All maintenance staff is responsible for monitoring the condition of dwelling units. Whenever a maintenance staff member enters a dwelling unit for any purpose, such as completing a resident request for service or accompanying a contractor, he or she shall record on a work order any required work he or she sees while in the apartment or included in the appropriate maintenance plan as determined by the Property Manager.


B. Grounds Inspections


Regular inspections of the property grounds and building exteriors are required to maintain the curb appeal of the property. This curb appeal is required to maintain the attractiveness of the property for both current and prospective residents. The inspection procedure will specify the desired condition of the areas to be inspected. This defined condition will include any regulatory or locally required standards. The existence of these standards shall not prevent the (Org. Name) from setting a higher standard that will make the property more competitive in the local market.


Grounds inspections must cover these areas:


1. Grounds


2. Porches or patios


3. Parking lots


4. Sidewalks and fences


5. Lawns, shrubs and trees


6. Exterior Lighting


7. Common Areas


8. Outdoor furniture


9. Mailboxes


10. Sprinkler Systems


An inspection form will be developed to support the grounds inspections. The staff member responsible for the inspection shall note all deficiencies on the form and provide the resident and the Property Manager with a copy of the inspection form. The Property Manager is responsible to perform all necessary follow-up actions.


Nothing in this policy shall prevent any (ORG. NAME) staff member from reporting any needed work that they see in the regular course of their daily activities. Such work items shall be reported to the Property Manager or Department Manager.


C. Systems Inspections


The regular inspection of all major systems is fundamental to a sound maintenance program. The major systems inspection program overlaps with the preventive maintenance program in some areas. To the extent that inspections, in addition to those required for scheduled service intervals, are needed, they will be a part of the inspection schedule. Any work items identified during an inspection shall be converted to a work order within twenty-four hours and completed within thirty (30) days or included in the appropriate maintenance plan as determined by the Maintenance Manager.




This category of work refers to all resident generated work requests that fall into no other category. These are non-emergency calls made by residents seeking maintenance service. These requests for service cannot be planned in advance or responded to before the resident calls.


It is the policy of (ORG. NAME) to complete these work requests within seven (7) days. However, unless the request is an emergency or entails work that compromises the habitability of the unit, these requests will not be given a priority above scheduled routine and preventive maintenance. By following this procedure, (ORG. NAME) believes it can achieve both good resident service and a maintenance system that completes the most important work first and in the most cost effective manner.




(ORG. NAME) will contract for maintenance services when it is in the best interests of (ORG. NAME) to do so. When the employees of (ORG. NAME) have the time and skills to perform the work at hand, they will be the first choice to perform a given task.
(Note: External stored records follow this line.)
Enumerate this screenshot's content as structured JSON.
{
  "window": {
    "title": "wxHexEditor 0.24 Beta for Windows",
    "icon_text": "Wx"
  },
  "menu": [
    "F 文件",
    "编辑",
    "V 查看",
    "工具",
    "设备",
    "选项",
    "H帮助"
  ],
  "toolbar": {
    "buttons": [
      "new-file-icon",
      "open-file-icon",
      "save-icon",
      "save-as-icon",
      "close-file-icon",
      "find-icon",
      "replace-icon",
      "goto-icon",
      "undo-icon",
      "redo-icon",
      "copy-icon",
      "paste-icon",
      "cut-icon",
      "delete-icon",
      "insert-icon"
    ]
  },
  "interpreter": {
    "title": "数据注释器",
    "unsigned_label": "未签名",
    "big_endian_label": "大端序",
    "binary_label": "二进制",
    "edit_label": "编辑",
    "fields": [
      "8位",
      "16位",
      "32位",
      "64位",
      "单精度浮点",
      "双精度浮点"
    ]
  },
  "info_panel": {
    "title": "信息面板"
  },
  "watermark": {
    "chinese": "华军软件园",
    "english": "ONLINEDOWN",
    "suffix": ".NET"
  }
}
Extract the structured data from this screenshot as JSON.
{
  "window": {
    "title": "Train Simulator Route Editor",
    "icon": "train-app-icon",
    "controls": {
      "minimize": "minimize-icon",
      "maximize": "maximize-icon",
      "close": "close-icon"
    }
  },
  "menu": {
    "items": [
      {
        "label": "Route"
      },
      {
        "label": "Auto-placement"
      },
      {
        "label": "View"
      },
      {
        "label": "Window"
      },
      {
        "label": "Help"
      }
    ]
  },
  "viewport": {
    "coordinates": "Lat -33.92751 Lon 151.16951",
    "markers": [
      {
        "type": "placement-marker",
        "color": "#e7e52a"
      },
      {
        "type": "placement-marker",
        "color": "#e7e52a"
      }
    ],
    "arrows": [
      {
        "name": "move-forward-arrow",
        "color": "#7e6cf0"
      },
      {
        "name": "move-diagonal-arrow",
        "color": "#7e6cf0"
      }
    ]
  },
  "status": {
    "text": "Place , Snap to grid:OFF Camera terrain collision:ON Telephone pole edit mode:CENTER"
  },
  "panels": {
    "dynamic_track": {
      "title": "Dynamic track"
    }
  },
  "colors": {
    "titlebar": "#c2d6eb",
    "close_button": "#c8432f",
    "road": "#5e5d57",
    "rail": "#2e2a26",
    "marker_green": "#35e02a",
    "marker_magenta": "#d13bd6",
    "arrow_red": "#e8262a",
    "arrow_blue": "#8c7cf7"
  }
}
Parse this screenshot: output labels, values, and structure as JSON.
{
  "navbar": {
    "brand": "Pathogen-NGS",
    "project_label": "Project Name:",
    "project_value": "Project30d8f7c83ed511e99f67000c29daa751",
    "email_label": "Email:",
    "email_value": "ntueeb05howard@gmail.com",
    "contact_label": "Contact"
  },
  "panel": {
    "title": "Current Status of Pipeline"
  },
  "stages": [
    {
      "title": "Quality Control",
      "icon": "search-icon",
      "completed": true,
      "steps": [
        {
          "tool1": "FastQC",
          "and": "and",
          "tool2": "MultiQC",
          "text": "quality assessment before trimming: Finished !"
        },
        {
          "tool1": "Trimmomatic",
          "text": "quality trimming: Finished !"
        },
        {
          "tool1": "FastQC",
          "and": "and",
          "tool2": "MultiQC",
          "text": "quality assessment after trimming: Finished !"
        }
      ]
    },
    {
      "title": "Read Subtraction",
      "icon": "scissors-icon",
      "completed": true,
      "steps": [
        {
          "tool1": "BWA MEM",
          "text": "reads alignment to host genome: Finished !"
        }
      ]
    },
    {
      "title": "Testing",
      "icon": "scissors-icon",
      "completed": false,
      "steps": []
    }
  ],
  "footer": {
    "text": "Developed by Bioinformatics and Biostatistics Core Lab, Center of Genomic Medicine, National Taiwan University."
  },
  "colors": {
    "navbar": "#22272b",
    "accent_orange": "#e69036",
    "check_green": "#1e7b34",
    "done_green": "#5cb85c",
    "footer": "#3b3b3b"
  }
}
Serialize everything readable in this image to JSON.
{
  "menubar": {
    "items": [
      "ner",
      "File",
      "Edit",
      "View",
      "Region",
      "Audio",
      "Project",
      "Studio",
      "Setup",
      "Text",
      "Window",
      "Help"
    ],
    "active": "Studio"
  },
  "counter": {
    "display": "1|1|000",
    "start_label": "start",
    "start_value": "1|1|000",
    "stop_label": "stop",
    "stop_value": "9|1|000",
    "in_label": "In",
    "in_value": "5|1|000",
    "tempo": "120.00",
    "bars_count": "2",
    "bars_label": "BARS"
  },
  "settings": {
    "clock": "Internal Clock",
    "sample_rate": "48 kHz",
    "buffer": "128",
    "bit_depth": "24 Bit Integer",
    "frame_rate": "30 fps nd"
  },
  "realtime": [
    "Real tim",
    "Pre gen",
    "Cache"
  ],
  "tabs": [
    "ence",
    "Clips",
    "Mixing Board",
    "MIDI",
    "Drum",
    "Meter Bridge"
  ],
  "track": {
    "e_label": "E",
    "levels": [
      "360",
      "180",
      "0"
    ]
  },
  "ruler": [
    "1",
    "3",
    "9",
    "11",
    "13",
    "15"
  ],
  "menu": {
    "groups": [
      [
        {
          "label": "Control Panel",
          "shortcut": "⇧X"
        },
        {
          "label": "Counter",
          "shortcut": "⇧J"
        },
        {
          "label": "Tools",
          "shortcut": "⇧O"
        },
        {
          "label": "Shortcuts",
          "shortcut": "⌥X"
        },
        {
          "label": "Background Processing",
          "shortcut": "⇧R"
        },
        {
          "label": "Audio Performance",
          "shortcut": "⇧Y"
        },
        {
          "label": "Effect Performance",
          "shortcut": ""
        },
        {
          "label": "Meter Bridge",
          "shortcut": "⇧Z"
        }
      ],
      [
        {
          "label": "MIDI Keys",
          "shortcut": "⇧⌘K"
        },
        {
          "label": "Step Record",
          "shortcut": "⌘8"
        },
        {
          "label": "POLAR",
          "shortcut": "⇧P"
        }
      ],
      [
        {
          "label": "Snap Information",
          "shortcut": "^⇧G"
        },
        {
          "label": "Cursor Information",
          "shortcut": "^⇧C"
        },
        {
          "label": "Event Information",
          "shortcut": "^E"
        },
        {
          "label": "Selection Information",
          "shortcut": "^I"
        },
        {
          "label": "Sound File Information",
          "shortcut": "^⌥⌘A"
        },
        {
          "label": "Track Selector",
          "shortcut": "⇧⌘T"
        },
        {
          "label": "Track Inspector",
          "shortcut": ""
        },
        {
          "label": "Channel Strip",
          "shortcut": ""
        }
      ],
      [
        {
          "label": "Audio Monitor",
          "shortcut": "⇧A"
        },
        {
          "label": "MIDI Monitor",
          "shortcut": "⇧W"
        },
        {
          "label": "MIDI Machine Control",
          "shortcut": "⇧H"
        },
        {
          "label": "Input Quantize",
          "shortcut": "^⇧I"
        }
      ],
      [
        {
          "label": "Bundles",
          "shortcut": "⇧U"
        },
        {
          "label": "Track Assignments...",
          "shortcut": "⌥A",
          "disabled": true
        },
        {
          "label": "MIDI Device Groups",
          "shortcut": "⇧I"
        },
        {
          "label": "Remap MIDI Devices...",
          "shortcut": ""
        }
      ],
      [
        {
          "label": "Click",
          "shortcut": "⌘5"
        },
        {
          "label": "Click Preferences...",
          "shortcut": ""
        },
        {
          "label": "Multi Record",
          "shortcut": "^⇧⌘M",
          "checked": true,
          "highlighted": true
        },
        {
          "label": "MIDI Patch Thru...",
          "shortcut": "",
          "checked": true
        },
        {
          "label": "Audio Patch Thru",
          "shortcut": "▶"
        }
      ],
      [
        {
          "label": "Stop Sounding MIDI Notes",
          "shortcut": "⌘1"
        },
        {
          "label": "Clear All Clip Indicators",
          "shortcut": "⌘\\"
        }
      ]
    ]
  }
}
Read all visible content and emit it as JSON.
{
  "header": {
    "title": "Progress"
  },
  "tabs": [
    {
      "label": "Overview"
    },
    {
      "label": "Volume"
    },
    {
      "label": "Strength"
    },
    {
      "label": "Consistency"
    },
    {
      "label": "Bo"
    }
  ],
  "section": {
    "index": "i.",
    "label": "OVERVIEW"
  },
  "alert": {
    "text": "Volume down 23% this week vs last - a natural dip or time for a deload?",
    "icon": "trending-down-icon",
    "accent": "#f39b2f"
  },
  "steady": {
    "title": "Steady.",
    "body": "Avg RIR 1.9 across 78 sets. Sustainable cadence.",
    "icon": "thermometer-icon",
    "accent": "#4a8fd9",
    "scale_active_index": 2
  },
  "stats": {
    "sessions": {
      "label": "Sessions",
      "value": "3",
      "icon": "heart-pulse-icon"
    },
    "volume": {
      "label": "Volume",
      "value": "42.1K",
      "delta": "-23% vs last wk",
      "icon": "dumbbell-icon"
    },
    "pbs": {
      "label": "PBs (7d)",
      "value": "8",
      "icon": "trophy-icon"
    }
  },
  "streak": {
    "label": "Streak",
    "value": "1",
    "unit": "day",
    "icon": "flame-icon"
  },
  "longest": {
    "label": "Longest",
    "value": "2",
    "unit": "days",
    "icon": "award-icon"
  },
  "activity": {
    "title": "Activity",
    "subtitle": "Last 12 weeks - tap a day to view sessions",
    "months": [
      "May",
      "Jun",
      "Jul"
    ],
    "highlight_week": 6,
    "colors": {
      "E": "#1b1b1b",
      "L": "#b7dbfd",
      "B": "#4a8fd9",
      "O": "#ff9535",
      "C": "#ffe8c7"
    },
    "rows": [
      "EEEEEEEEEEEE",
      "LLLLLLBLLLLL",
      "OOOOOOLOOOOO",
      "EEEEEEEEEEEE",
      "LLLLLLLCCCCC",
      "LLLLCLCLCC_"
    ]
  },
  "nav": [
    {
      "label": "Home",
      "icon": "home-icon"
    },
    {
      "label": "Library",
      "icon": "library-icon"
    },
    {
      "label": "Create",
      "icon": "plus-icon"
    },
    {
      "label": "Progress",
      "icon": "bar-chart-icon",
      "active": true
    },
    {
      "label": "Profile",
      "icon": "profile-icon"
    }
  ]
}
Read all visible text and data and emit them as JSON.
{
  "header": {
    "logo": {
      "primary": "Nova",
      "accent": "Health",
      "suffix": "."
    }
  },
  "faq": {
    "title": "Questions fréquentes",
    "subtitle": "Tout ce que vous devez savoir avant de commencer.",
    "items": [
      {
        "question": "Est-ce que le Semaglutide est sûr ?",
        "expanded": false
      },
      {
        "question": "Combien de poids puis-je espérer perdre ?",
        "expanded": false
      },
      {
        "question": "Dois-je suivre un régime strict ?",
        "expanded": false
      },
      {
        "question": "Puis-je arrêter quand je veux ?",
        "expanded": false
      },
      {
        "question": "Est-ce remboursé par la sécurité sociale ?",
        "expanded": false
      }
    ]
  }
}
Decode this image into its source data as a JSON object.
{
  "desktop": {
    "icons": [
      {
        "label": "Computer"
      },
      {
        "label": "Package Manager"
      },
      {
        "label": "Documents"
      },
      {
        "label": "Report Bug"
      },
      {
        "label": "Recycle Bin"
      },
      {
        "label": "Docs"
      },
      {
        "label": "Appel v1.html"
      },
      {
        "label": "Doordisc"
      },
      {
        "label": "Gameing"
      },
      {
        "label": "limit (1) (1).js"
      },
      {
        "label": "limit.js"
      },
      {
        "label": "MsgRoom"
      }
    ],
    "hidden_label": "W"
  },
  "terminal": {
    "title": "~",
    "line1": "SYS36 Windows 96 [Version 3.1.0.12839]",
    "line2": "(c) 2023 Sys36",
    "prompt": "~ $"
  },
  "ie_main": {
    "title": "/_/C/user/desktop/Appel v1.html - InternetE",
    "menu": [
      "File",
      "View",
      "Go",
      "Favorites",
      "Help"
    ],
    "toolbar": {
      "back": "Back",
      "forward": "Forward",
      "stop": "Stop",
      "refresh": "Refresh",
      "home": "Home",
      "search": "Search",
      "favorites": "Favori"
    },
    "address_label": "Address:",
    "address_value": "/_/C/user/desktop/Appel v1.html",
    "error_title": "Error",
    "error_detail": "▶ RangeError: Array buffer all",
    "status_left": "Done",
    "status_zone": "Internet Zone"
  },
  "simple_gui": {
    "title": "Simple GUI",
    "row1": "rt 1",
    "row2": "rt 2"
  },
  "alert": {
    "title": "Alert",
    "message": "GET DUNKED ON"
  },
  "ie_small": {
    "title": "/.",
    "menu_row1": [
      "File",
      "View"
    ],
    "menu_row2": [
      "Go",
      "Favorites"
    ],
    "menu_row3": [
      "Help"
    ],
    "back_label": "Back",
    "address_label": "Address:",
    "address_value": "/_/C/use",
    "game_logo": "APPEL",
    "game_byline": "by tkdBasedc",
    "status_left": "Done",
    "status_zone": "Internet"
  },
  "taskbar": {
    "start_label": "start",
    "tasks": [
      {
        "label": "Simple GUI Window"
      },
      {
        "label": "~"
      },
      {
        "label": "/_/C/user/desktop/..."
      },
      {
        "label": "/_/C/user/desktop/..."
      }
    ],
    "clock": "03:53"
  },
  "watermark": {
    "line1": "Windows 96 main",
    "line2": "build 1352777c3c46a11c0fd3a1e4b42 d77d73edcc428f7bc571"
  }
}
When the employees of (ORG. NAME) have the skills to do the work required, but there is more work than there is time available to complete it, (ORG. NAME) will determine whether it is more cost effective to use a contractor to complete the work. If (ORG. NAME) staff does not have the skills to complete the work or (ORG. NAME) doesn’t have the proper equipment, a contractor will be chosen. In the last instance, (ORG. NAME) will decide whether it will be cost effective to train a staff member to complete the work.


Once the decision has been made to hire a contractor, the process set out in (ORG. NAME)’s Procurement Procedures will be used. These procedures vary depending on the expected dollar amount of the contract and the funding mechanism.